* _TASK DIRECTIONS_
Give the entries again exactly as they appear, but without the images.

* _MATERIAL FOR THIS EXERCISE_
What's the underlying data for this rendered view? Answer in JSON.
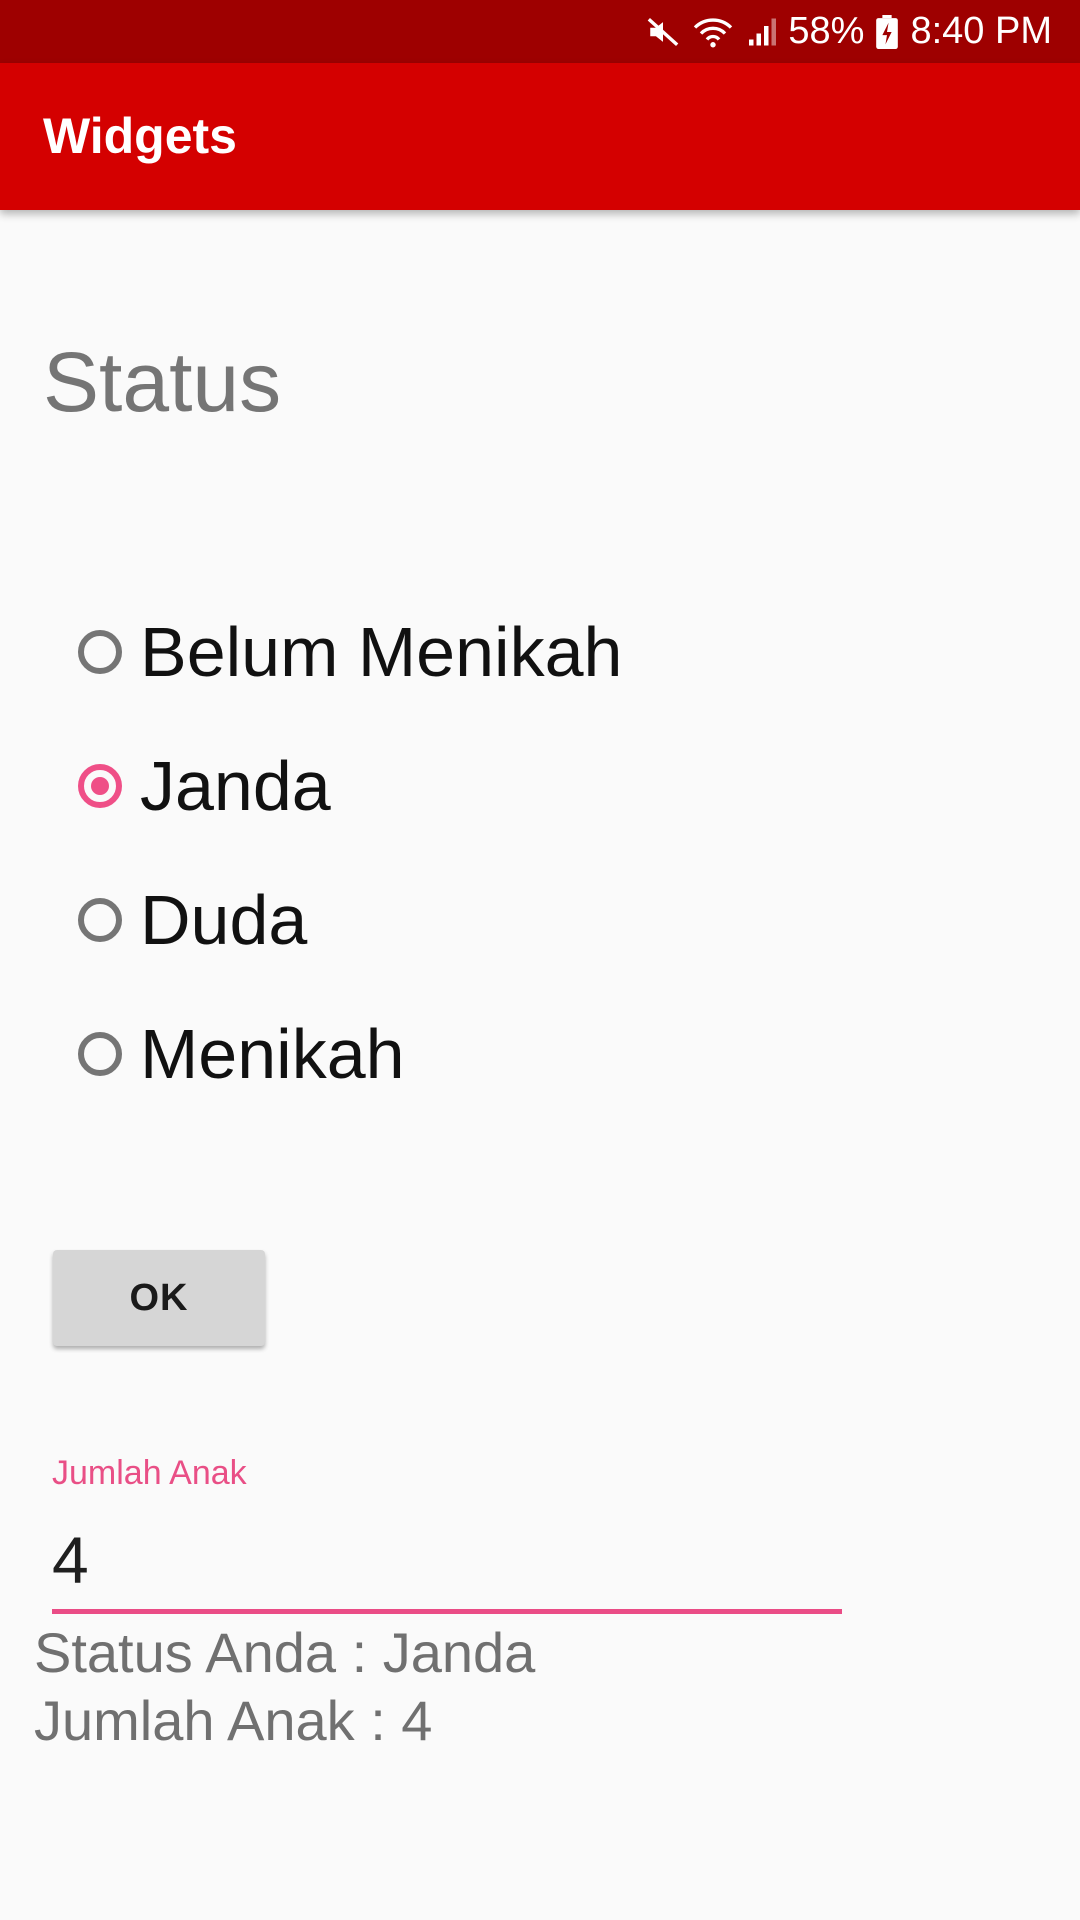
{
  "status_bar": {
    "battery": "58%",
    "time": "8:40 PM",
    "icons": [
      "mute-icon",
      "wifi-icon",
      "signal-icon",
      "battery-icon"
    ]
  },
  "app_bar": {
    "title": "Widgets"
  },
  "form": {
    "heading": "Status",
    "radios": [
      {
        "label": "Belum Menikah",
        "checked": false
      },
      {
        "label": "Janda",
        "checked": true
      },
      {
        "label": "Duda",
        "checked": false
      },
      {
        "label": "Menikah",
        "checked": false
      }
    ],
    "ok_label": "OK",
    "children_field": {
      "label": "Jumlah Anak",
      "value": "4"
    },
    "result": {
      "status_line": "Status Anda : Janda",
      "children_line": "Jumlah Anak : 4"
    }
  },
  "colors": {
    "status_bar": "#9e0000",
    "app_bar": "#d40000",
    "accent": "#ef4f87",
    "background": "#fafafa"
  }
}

* _RESULT OF THIS EXERCISE_
What's the underlying data for this rendered view? Answer in JSON.
{
  "status_bar": {
    "battery": "58%",
    "time": "8:40 PM",
    "icons": [
      "mute-icon",
      "wifi-icon",
      "signal-icon",
      "battery-icon"
    ]
  },
  "app_bar": {
    "title": "Widgets"
  },
  "form": {
    "heading": "Status",
    "radios": [
      {
        "label": "Belum Menikah",
        "checked": false
      },
      {
        "label": "Janda",
        "checked": true
      },
      {
        "label": "Duda",
        "checked": false
      },
      {
        "label": "Menikah",
        "checked": false
      }
    ],
    "ok_label": "OK",
    "children_field": {
      "label": "Jumlah Anak",
      "value": "4"
    },
    "result": {
      "status_line": "Status Anda : Janda",
      "children_line": "Jumlah Anak : 4"
    }
  },
  "colors": {
    "status_bar": "#9e0000",
    "app_bar": "#d40000",
    "accent": "#ef4f87",
    "background": "#fafafa"
  }
}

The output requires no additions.